  • Published
  • By Senior Airman William Banton
  • 1st Special Operations Wing Public Affairs
Eventually, most Airmen have to face being reassigned. When the time comes, Airmen can leave their next assignment up to chance - or they can take control of their careers.

The active-duty assignment notifications went automatic Jan. 21, making knowledge of the Air Force's assignment system more important than ever before.

It is essential to make sure your assignment preferences show your current wishes. However, record information management may not guarantee Airmen the assignments they want.

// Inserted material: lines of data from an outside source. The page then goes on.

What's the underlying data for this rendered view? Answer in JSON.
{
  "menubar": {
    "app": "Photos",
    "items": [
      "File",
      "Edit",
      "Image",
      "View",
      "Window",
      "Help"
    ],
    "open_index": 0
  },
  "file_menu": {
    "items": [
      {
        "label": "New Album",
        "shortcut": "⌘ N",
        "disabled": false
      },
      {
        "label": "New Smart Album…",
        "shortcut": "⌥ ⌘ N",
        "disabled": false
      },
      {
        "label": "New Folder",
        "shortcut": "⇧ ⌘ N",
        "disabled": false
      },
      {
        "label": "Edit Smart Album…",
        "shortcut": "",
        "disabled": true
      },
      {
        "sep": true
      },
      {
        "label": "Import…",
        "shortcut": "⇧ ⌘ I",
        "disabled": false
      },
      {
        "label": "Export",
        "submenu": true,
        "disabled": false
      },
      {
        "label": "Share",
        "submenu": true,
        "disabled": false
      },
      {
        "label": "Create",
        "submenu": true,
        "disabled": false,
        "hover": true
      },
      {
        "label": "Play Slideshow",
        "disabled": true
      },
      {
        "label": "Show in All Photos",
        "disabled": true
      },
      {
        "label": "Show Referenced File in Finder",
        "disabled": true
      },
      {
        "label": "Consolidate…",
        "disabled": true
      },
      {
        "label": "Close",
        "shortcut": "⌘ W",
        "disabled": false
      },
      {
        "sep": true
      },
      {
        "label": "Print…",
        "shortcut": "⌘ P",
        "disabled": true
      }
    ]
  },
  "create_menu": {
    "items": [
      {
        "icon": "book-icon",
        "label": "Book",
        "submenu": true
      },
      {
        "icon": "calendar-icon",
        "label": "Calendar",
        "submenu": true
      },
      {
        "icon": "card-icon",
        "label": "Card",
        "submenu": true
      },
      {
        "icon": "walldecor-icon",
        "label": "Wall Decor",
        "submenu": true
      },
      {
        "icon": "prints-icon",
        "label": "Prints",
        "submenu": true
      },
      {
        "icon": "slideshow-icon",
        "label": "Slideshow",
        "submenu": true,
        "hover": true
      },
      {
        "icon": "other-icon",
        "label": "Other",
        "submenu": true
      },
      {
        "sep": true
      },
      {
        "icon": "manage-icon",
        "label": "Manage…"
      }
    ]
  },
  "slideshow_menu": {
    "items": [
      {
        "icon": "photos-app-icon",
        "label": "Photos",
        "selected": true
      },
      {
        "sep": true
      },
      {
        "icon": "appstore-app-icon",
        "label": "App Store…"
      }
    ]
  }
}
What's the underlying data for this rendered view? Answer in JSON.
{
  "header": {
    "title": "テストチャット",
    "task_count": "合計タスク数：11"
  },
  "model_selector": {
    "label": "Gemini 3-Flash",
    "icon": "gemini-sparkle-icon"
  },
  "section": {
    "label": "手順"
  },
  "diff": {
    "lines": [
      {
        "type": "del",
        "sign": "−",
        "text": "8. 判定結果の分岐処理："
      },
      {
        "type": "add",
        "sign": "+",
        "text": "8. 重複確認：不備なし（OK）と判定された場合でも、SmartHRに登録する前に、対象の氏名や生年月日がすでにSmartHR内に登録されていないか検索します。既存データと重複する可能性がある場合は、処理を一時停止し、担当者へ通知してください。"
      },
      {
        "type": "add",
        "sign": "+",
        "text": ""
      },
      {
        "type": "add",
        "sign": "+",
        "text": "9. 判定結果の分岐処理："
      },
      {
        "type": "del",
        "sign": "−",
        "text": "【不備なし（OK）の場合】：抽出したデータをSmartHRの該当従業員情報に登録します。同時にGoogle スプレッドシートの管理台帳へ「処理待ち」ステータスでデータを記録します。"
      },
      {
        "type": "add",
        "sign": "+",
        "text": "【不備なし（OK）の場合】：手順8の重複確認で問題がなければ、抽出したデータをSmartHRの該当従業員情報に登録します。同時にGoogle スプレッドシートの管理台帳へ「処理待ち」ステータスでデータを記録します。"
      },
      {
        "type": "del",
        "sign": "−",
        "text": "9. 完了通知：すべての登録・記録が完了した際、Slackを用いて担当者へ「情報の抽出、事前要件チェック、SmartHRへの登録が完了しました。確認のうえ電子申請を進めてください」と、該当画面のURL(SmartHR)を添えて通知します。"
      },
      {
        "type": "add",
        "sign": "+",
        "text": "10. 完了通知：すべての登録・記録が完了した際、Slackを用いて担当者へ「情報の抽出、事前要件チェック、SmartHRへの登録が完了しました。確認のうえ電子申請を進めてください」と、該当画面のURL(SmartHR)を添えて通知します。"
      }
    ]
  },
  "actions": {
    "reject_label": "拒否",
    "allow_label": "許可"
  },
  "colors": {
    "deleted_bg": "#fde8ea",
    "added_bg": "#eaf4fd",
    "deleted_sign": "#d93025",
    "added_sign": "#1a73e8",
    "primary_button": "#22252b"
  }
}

"Just because you want to go overseas doesn't mean you're going to get your first choice - you go where the Air Force needs you," said Staff Sgt. Amanda Khan, NCO in charge of support and maintenance assignments for Air Force Special Operations Command.

There are many myths about the current assignment system. One is that Airmen can apply for assignments one rank up and one down from their current rank. The reality is the Air Force Personnel Center sets assignments based on manpower requirements within the current rank of the applicant. If an Airman is projected to promote to a higher rank, then he or she is eligible for assignments in their projected rank.

"Another misconception is that there are hidden assignments out there," said Tech. Sgt. Kristina Bricker, NCOIC of operations and force structure assignments for AFSOC. "Normally, the assignments that are being advertised are the available assignments."

To help increase your chances of being assigned to the duty station you want, be proactive by updating your "dream sheet," or volunteering for short tour assignments.

The AFPC uses the Eligibility for Overseas roster to pick Airmen for overseas assignments. The EOS sorts assignments by Control Air Force specialty codes and rank. Short-tour assignments are filled first. However, individuals who volunteer for an extended-long tour overseas assignment will have priority over those who volunteer for standard-length assignments.

In comparison, when volunteering for assignments within the continental United States you are competing for the position primarily based on your current time on station.

The Air Force currently has several established programs designed to help Airmen apply for assignments they want.

First-term Airmen have the option of applying for the Base of Preference Program. The program allows Airmen to apply for relocation as soon as eight months of time on station has passed. If accepted, the permanent change of station will take place after 12 months of time on station.

The In-place Base of Preference Program is designed to allow a prolonged stay at the current assignment. First-term Airmen can apply at any time and will receive a two-year assignment deferment once approved. Career Airmen must have at least 41 months time on station before qualifying to receive the two-year deferment.

In a recent commentary the AFPC function manager for enlisted communication assignments, Chief Master Sgt. Brian Wanke, discussed his view on the current system.

"As I became aware of the reasons each rule was developed, and the consequences of not following them, I quickly came to appreciate them," Chief Wanke said. "Our current assignments system may not be perfect, but it is truly based on fairness and equality."

Most Airmen are faced with reassignment during their career, so having the proper knowledge of the current system will allow Airmen greater control of where they are sent.

For more information contact your unit assignment manager.